He called the wine and T-shirt, which had the “Sweet Bitch” logo, a “gesture on my part to be friendly.”
He said his comments to a church employee, which she believed were condescending, were harmless.
“It was back and forth, back and forth with this young lady,” he said. “I decided to end with, ‘I respect your right to fail.’”
He said he welcomed Ms. Butler’s departure.
“When I heard what was going on, I felt redeemed,” Dr. Lowe said. “I felt my church has been saved. I felt vindicated.”
In interviews, some members of the congregation said they were dismayed that Ms. Butler had left.
“I guess it’s the first time in my adult life — and this is a very privileged statement to say — that I’ve been disappointed and hurt by the church,” said Rebecca Kesting, 30, who joined Riverside after Ms. Butler’s arrival. “I know that the church is more than our senior minister, but we had a lot of momentum, and I’m concerned what a loss of leadership will mean for that.”
But her critics contend that her style alienated many in the congregation, and that the divide could not be bridged.
“I didn’t agree with the direction of some of the things that were going on,” said Virl Andrick, a member of the church for 35 years. “There will be a new regime,” he said. “We just want the church to thrive and flourish.”

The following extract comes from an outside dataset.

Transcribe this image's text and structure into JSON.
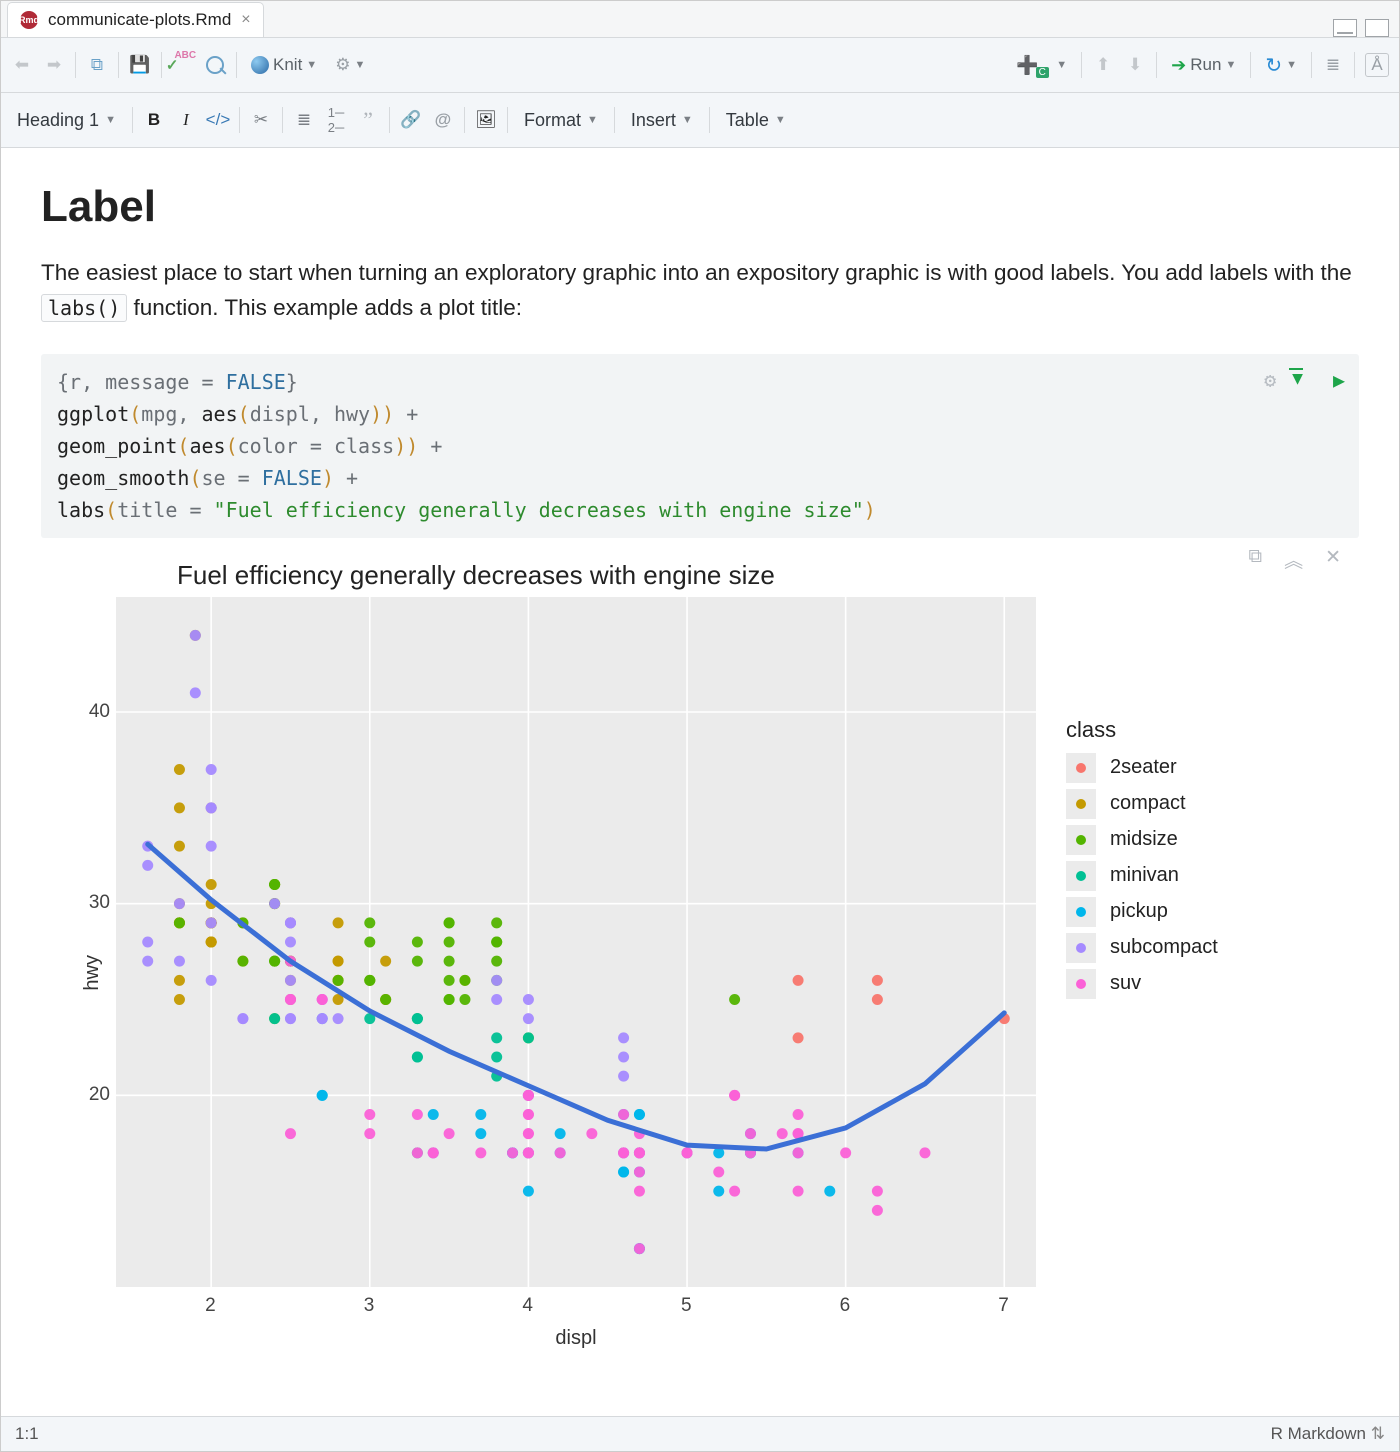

Ms. Butler had been recruited from a church in Washington, D.C., that she had grown from a 75-member congregation to nearly 300 people.
As mainline Protestant churches have struggled to resonate with younger people, Ms. Butler assembled a solid following, and built a reputation with progressive Christians outside the church, as she championed Riverside’s social justice mandate.
She wrote in searing, and deeply personal, terms about her decision years ago to have a late-term abortion. She visited the border with Mexico, where she prayed for separated migrant families and decried the barrier wall as a “monument to the hubris of empire.”
And she wrote about how she wrestled with the harassment allegations. She said she had been forced to challenge “lessons I had learned my whole life — lessons of ‘just get used to it’ and ‘experiences like this are part of being a woman in leadership.’”
“And one day, witnessing another exchange I found unprofessional and uncomfortable,” Ms. Butler wrote in the post, which was published on the Patheos website, “I had the realization: I wonder if this one lay leader has been allowed to continue behaving inappropriately because I did not report the incident that had happened to me several months before?”
An embrace of dissent is baked into the collective soul of Riverside. There have been differences over pastors before.
Her predecessor surprised the congregation by resigning less than a year into the job. In his resignation letter, he cited disharmony that had made it “virtually impossible to establish a fruitful covenant between the congregation and me.”
Mr. Wright, the former executive minister for programs, said the charged environment grew out of the congregation’s passion. “We strive to be a heavenly banquet where all are welcome,” he said. “But often that banquet erupts into a food fight.”
Now, some congregants said they see the protracted search for a leader as a distraction, burning through energy that should be directed toward the church’s mission.
“I want to see the congregation united in its vision,” said David Vaughn, who joined the church in the 1980s. “I’m tired of this side versus this side. Let’s be God’s church and do God’s work.”
Edgar Sandoval contributed reporting, and Alain Delaqueriere contributed research.
Rick Rojas has been a staff reporter for The New York Times since 2014. He has been a regional correspondent for the Metro staff covering New York, New Jersey and Connecticut, and has reported from The Times’ bureaus at 1 Police Plaza and in Phoenix and Sydney, Australia. @RaR
Source: Read Full Article